  6. ^ Association for Asian Studies (AAS), 1987 Award for Distinguished Contributions to Asian Studies Archived May 17, 2008, at the Wayback Machine; retrieved May 31, 2011
  7. ^ "Clifford James Geertz". American Academy of Arts & Sciences. Archived from the original on August 22, 2022. Retrieved August 22, 2022.
  8. ^ "APS Member History". Archived from the original on August 22, 2022. Retrieved August 22, 2022.
  9. ^ "Clifford Geertz". Archived from the original on March 30, 2019. Retrieved August 22, 2022.
  10. ^ a b "Anthropologist Biographies - Geertz". Department of Anthropology. Indiana University Bloomington. August 23, 1926. Archived from the original on July 31, 2012. Retrieved August 13, 2012.
  11. ^ a b Geertz, Clifford. 1973. "Thick Description: Towards an Interpretive Theory of Culture." Pp. 3–30 in The Interpretation of Cultures. New York: Basic Books.
  12. ^ a b c d e f g h i j k l Geertz, Clifford. 1973. The Interpretation of Cultures. New York: Basic Books.
  13. ^ Ryle, Gilbert. 1996 [1968]. "The Thinking of Thoughts: What is 'Le Penseur' Doing?." Studies in Anthropology 11. UK: Centre for Social Anthropology and Computing Archived April 12, 2020, at the Wayback Machine, University of Kent. Archived from the original Archived December 21, 2014, at the Wayback Machine on December 21, 2014. ISSN 1363-1098.
  14. ^ Geertz, Clifford. 1993 [1973]. The Interpretation of Cultures: Selected Essays. London: Fontana Press.
  15. ^ "Clifford Geertz 1926 - 2006". Princeton, New Jersey: Institute for Advanced Study Press. 2006. Archived from the original on January 22, 2013. Retrieved March 3, 2010.
  16. ^ Frankenberry, Nancy K.; Penner, Hans H. (1999). "Clifford Geertz's Long-Lasting Moods, Motivations, and Metaphysical Conceptions". The Journal of Religion. 79 (4). Upper Saddle River, NJ: University of Chicago Press: 617–40. doi:10.1086/490503. ISBN 0-13-158591-6. S2CID 170496549 – via JSTOR.
  17. ^ a b Asad, Talal (1983). Anthropological Concepts of Religion: Reflections on Geertz. Man (N.S.) 18:237-59.

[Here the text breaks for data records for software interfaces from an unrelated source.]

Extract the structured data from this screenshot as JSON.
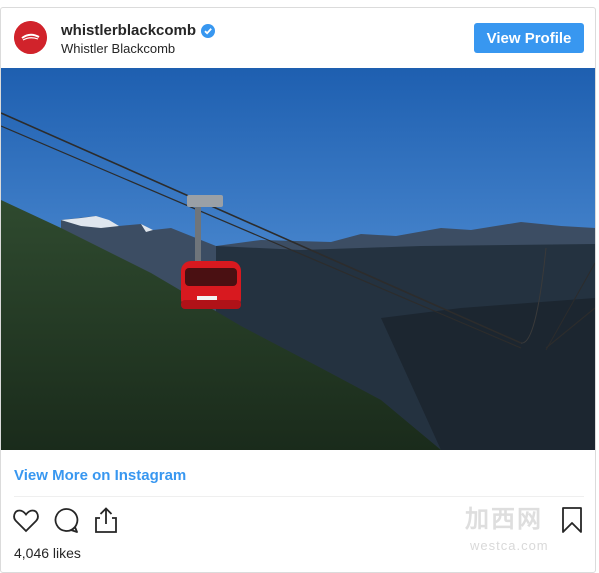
{
  "post": {
    "username": "whistlerblackcomb",
    "full_name": "Whistler Blackcomb",
    "view_profile_label": "View Profile",
    "verified_icon": "verified-badge-icon",
    "image_alt": "Red PEAK 2 PEAK gondola cabin over forested mountain valley",
    "view_more_label": "View More on Instagram",
    "likes_text": "4,046 likes"
  },
  "actions": {
    "like_icon": "heart-icon",
    "comment_icon": "comment-icon",
    "share_icon": "share-icon",
    "save_icon": "bookmark-icon"
  },
  "colors": {
    "accent": "#3897f0",
    "brand": "#d1232b",
    "text": "#262626",
    "border": "#dbdbdb"
  },
  "watermark": {
    "main": "加西网",
    "sub": "westca.com"
  }
}
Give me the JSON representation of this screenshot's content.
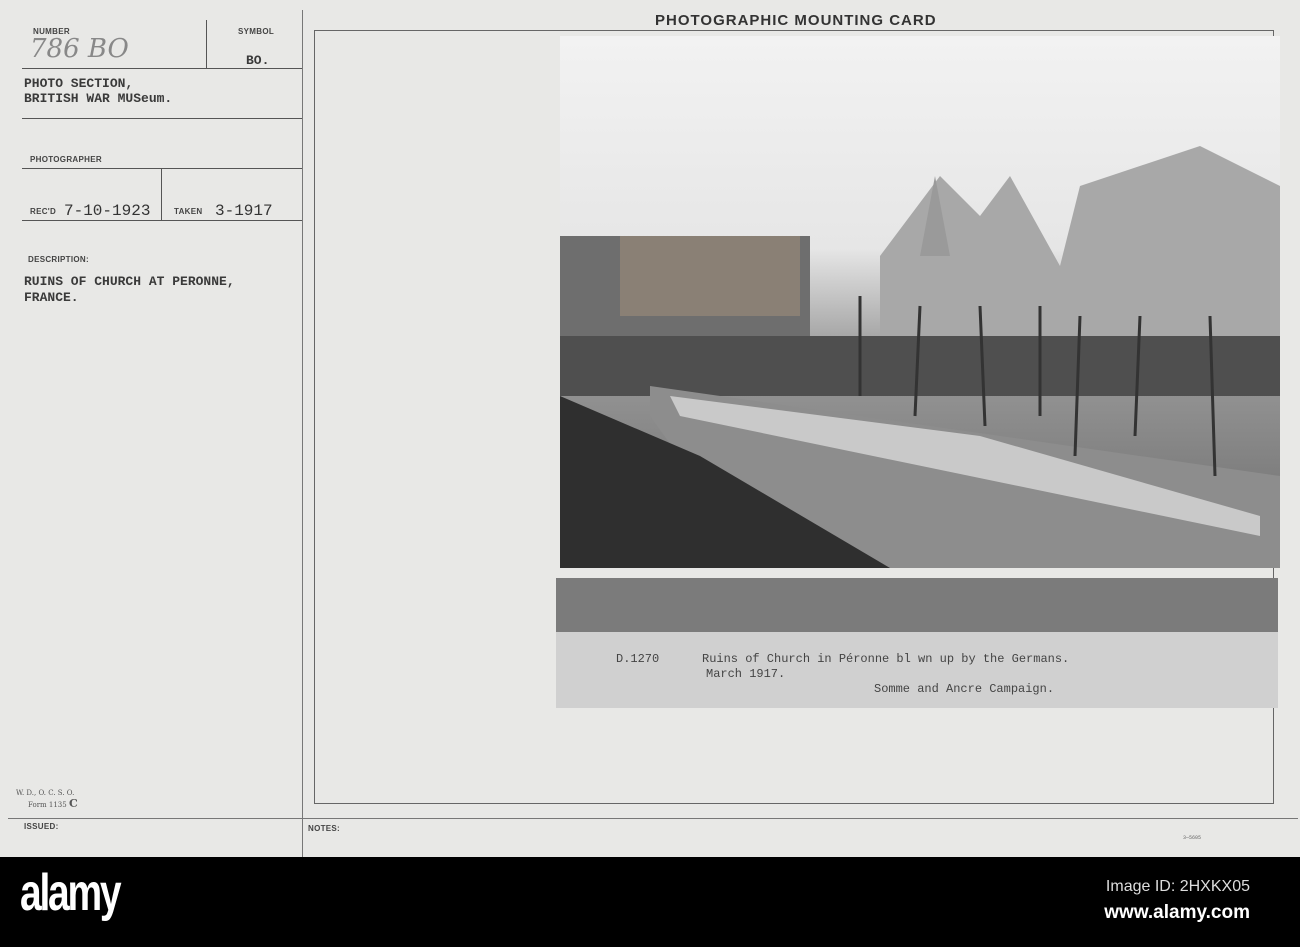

  18. ^ Asad, Talal. 1993. "The Construction of Religion as an Anthropological Category." Genealogies of religion: Discipline and Reasons of Power in Christianity and Islam, pp. 27-54.

Further reading